Naxerova, K and Jain, RK. 2015. Using tumour phylogenetics to identify the roots of metastasis in humans. Nat Rev Clin Oncol. 12(5):258-72.
Greaves M, and Maley CC. 2012. Clonal evolution in cancer. Nature. 481(7381):306-13
Okin D, Medzhitov R.2012. Evolution of inflammatory diseases. Curr Biol.22(17):R733-40.
Bach JF. 2002. The effect of infections on susceptibility to autoimmune and allergic diseases. N Engl J Med.347(12):911-20.
Andersen S.B., Shapiro BJ, Vandenbroucke-Grauls C., de Vos MGJ. 2019. Microbial evolutionary medicine: from theory to clinical practice. The Lancet. Infectious Diseases. 19 (8): PE273-E283.
The classes start with a theoretical exposition of the main concepts in evolutionary theory and their application to the problems of Medicine. It will follow a discussion where the students are expected to integrate what was taught with the readings done before class. Whenever possible we will discuss current research in the field of Evolutionary Medicine.
Assessment throughout the semester with one final project presentation. Students projects will consist of a critical assessment of a scientific work on Evolutionary Medicine. Students will be evaluated on a 12-min presentation and a 5000 character abstract. Projects are due on the last class of the semester. Projects will account for 80% of the final grade. The remaining 20% correspond to preparation, attendance, and participation in class. Attendance of at least 2/3 of the classes is mandatory.

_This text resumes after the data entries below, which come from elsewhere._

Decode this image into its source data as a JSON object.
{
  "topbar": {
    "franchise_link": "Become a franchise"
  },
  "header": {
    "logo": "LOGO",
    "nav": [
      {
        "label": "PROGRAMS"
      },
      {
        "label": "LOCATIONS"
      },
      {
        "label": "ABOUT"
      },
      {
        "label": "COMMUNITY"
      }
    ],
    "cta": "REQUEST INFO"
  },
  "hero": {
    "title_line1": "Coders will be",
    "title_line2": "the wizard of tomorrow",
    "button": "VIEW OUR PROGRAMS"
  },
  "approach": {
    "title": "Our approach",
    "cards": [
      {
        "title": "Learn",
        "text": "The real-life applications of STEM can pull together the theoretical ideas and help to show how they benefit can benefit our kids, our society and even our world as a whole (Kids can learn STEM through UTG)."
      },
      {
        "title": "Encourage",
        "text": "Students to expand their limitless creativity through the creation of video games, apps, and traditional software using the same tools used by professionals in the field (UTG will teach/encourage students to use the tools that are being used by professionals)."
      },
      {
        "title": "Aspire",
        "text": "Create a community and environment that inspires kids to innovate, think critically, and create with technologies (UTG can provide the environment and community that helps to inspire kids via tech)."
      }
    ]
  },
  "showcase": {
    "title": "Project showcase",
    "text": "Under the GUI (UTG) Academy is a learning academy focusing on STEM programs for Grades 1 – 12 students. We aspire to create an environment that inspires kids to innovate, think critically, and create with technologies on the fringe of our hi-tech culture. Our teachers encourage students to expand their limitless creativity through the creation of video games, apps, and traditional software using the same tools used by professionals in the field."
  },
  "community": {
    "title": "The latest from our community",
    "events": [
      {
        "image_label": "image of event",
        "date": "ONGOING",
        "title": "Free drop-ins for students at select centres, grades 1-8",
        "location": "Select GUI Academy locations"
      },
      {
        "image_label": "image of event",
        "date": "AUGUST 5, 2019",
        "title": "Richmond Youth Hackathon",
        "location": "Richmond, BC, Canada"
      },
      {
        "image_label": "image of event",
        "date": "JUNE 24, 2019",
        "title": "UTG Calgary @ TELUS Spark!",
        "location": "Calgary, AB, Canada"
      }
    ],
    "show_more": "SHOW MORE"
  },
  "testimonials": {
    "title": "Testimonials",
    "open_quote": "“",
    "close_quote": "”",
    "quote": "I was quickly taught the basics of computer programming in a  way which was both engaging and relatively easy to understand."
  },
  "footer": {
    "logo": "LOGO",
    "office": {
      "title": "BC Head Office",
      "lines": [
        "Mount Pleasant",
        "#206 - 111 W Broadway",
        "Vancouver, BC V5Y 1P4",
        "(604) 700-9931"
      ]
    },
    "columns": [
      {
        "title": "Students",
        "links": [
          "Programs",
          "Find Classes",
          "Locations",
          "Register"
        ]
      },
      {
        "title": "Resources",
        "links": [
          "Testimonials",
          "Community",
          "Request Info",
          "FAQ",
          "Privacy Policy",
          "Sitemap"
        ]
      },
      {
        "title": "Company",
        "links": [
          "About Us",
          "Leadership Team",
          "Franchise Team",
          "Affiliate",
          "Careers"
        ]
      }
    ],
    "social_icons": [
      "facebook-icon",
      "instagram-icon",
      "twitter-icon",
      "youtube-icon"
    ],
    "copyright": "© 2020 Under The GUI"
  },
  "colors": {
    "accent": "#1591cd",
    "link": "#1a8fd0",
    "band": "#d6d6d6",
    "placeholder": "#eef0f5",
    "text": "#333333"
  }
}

INTRODUCTION TO EVOLUTIONARY MEDICINE.
Scientific reasoning in Evolution. Mutation, genetic drift, natural selection and adaptation. Phylogenetic methods and evolutionary analysis of the dynamics of viral diseases.
EVOLUTIONARY CHARACTERIZATION OF THE PATIENT.
Human evolutionary history. Adaptation, evolutionary tradeoffs and phylogenetic constraints in the human species. Somatic evolution and somatic mosaicism medical implications.
EVOLUTIONARY CHARACTERIZATION OF THE DISEASE.
Mechanisms of homeostasis, maintenance and defense. Evolutionary theories on aging and longevity.
EVOLUTION AND CANCER.
Clonal evolution in cancer and phylogenetic inference of cancer lines.
PATHOGEN EVOLUTION, EVOLUTION IN THE CONTEXT OF INFECTIOUS DISEASES.
The human microbiota; symbionts vs. pathogens; Evolution of virulence. The human microbiota and the development of pathologies. Evolution of antibiotic resistance, and evolutionarily robust therapeutic strategies.
Programs where the course is taught: